I've long had admiration for the work of actor Robert Shaw ever since he impressed me at age 8 with his chilling interpretation of the SPECTRE psychotic killer Red Grant in "From Russia With Love". Shaw could always be counted on to deliver a fine performance even if the material he chose was sometimes underwhelming. Shaw was also a talented writer and playwright, having won acclaim for his play "The Man in the Glass Booth", which was inspired by the war criminal trial of Adolf Eichmann. Shaw, like many actors, participated in many questionable films in order to enable his real passion, which was to bring avante garde movie projects to fruition, even if they only appealed to the art cinema crowd. One of Shaw's most interesting vehicles is one of his least seen. "Figures in a Landscape" was his 1970 adaptation of an allegorical novel by Barry England that abounded with reference to the (then) on-going Vietnam war. Shaw dispensed with that aspect of the novel and instead played up its more opaque aspects, particularly those that concern the two protagonists in what is basically a two-character adventure. The film opens with Shaw and co-star Malcolm McDowell on the run in an unnamed country being pursued by unnamed forces (presumably the police and/or military) for unspecified crimes. One senses they are political prisoners in a totalitarian state but this is never addressed directly. Shaw is MacConnachie ("Mac"), a middle-aged man with a colorful past that often found him on the opposite side of the law. McDowell is Ansell, a twenty-something free spirited type from London whose social values are the polar opposite of Mac's old fashioned values. When we first see the men, they are running at a high rate of speed and have to contend with the major obstacle of having their hands bound behind their backs. We never learn how they effected their escape and from whom but these are just several key questions that Shaw's screenplay goes to lengths in terms of not filling in the audience on the details. The two men, bound by their mutual need for one another, bicker and bark at each other like Tony Curtis and Sidney Poitier in "The Defiant Ones" with Mac channeling his future performance as Quint in "Jaws" by constantly attacking the younger man for being the product of a soft generation. As these types of films generally play out, Mac and Ansell are able to win some small victories through mutual efforts and begin to develop a grudging but sincere admiration for each other. (In one of the script's few instances of humor, we learn that Mac is somewhat of a prude by the way he chastises the younger generation for the sexual promiscuity afforded by "The Pill".) They finally figure out a way to free their bonds and obtain food, water and arms. However, they find themselves relentlessly pursued by a helicopter piloted by faceless, nameless men who coordinate a widespread army of pursuers on the ground The image of the helicopter haunts Mac and Ansell throughout their desperate race across a harsh landscape that contains both deserts and high, snow-covered mountains. Throughout their ordeal, the men come to know each other better though Shaw's screenplay, perhaps not coincidentally, gives his character far meatier material than McDowell gets to work with. Shaw is at his best in the quiet sequences, reminiscing about his beloved wife who waits for his return home.
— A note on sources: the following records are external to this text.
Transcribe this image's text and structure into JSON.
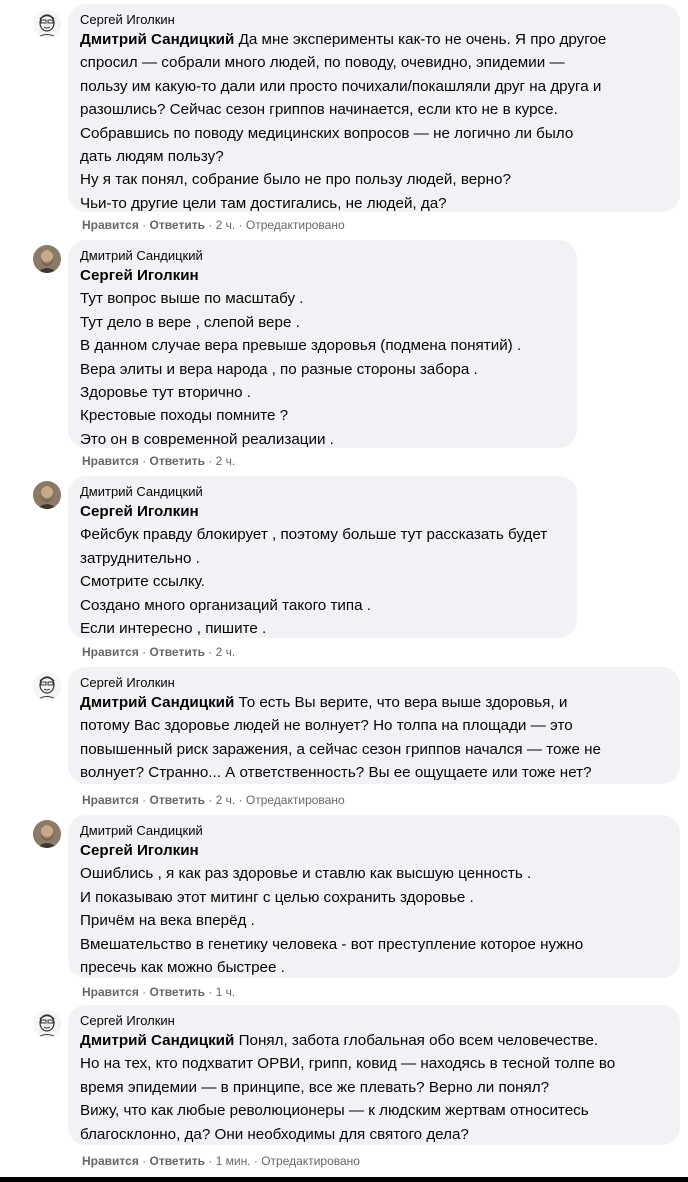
{
  "colors": {
    "bubble_bg": "#f0f2f5",
    "text": "#050505",
    "meta_text": "#65676b"
  },
  "comments": [
    {
      "author": "Сергей Иголкин",
      "avatar": "sketch-face",
      "mention": "Дмитрий Сандицкий",
      "lines": [
        "Да мне эксперименты как-то не очень. Я про другое",
        "спросил — собрали много людей, по поводу, очевидно, эпидемии —",
        "пользу им какую-то дали или просто почихали/покашляли друг на друга и",
        "разошлись? Сейчас сезон гриппов начинается, если кто не в курсе.",
        "Собравшись по поводу медицинских вопросов — не логично ли было",
        "дать людям пользу?",
        "Ну я так понял, собрание было не про пользу людей, верно?",
        "Чьи-то другие цели там достигались, не людей, да?"
      ],
      "like_label": "Нравится",
      "reply_label": "Ответить",
      "time": "2 ч.",
      "edited": "Отредактировано"
    },
    {
      "author": "Дмитрий Сандицкий",
      "avatar": "bearded-man",
      "mention": "Сергей Иголкин",
      "lines": [
        "Тут вопрос выше по масштабу .",
        "Тут дело в вере , слепой вере .",
        "В данном случае вера превыше здоровья (подмена понятий) .",
        "Вера элиты и вера народа , по разные стороны забора .",
        "Здоровье тут вторично .",
        "Крестовые походы помните ?",
        "Это он в современной реализации ."
      ],
      "like_label": "Нравится",
      "reply_label": "Ответить",
      "time": "2 ч.",
      "edited": ""
    },
    {
      "author": "Дмитрий Сандицкий",
      "avatar": "bearded-man",
      "mention": "Сергей Иголкин",
      "lines": [
        "Фейсбук правду блокирует , поэтому больше тут рассказать будет",
        "затруднительно .",
        "Смотрите ссылку.",
        "Создано много организаций такого типа .",
        "Если интересно , пишите ."
      ],
      "like_label": "Нравится",
      "reply_label": "Ответить",
      "time": "2 ч.",
      "edited": ""
    },
    {
      "author": "Сергей Иголкин",
      "avatar": "sketch-face",
      "mention": "Дмитрий Сандицкий",
      "lines": [
        "То есть Вы верите, что вера выше здоровья, и",
        "потому Вас здоровье людей не волнует? Но толпа на площади — это",
        "повышенный риск заражения, а сейчас сезон гриппов начался — тоже не",
        "волнует? Странно... А ответственность? Вы ее ощущаете или тоже нет?"
      ],
      "like_label": "Нравится",
      "reply_label": "Ответить",
      "time": "2 ч.",
      "edited": "Отредактировано"
    },
    {
      "author": "Дмитрий Сандицкий",
      "avatar": "bearded-man",
      "mention": "Сергей Иголкин",
      "lines": [
        "Ошиблись , я как раз здоровье и ставлю как высшую ценность .",
        "И показываю этот митинг с целью сохранить здоровье .",
        "Причём на века вперёд .",
        "Вмешательство в генетику человека - вот преступление которое нужно",
        "пресечь как можно быстрее ."
      ],
      "like_label": "Нравится",
      "reply_label": "Ответить",
      "time": "1 ч.",
      "edited": ""
    },
    {
      "author": "Сергей Иголкин",
      "avatar": "sketch-face",
      "mention": "Дмитрий Сандицкий",
      "lines": [
        "Понял, забота глобальная обо всем человечестве.",
        "Но на тех, кто подхватит ОРВИ, грипп, ковид — находясь в тесной толпе во",
        "время эпидемии — в принципе, все же плевать? Верно ли понял?",
        "Вижу, что как любые революционеры — к людским жертвам относитесь",
        "благосклонно, да? Они необходимы для святого дела?"
      ],
      "like_label": "Нравится",
      "reply_label": "Ответить",
      "time": "1 мин.",
      "edited": "Отредактировано"
    }
  ]
}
The film falls short of its Kafkaesque pretensions but is never less than engaging, thanks in no small part to the skill of director Joseph Losey in keeping the bizarre aspects of the scripts from becoming too alienating for the audience. There is also superb cinematography that does justice to the magnificent, if sometimes foreboding, Spanish landscapes and a fine score by the estimable Richard Rodney Bennett. It's unclear what Shaw was trying to say in this sometimes puzzling film that at times evokes aspects of Patrick McGoohan's classic TV series "The Prisoner". This jumbled aspect of the story robs the film of some of its potential dramatic payoffs but there is real satisfaction in watching Shaw and McDowell in parts that are this meaty. We only learn enough about each character to tantalize us even further regarding how they ended up in this dilemma and it's probably best that Shaw never provides any easy answers. However, some of the men's actions and interactions cry out for a bit more clarification especially in the exciting climax when Mac is motivated to take on downing the hated helicopter even at an unnecessary risk to his own life.
"Figures in a Landscape" has been released by Kino Lorber on Blu-ray. As with most of the company's titles, this one boasts a superb transfer that does justice to the impressive filming locations. Unfortunately, no extras are included. A pity because this film cries out for a commentary track that could have covered not only the movie itself but also Shaw's remarkable career, one that never completely fulfilled its potential because of his own personal demons.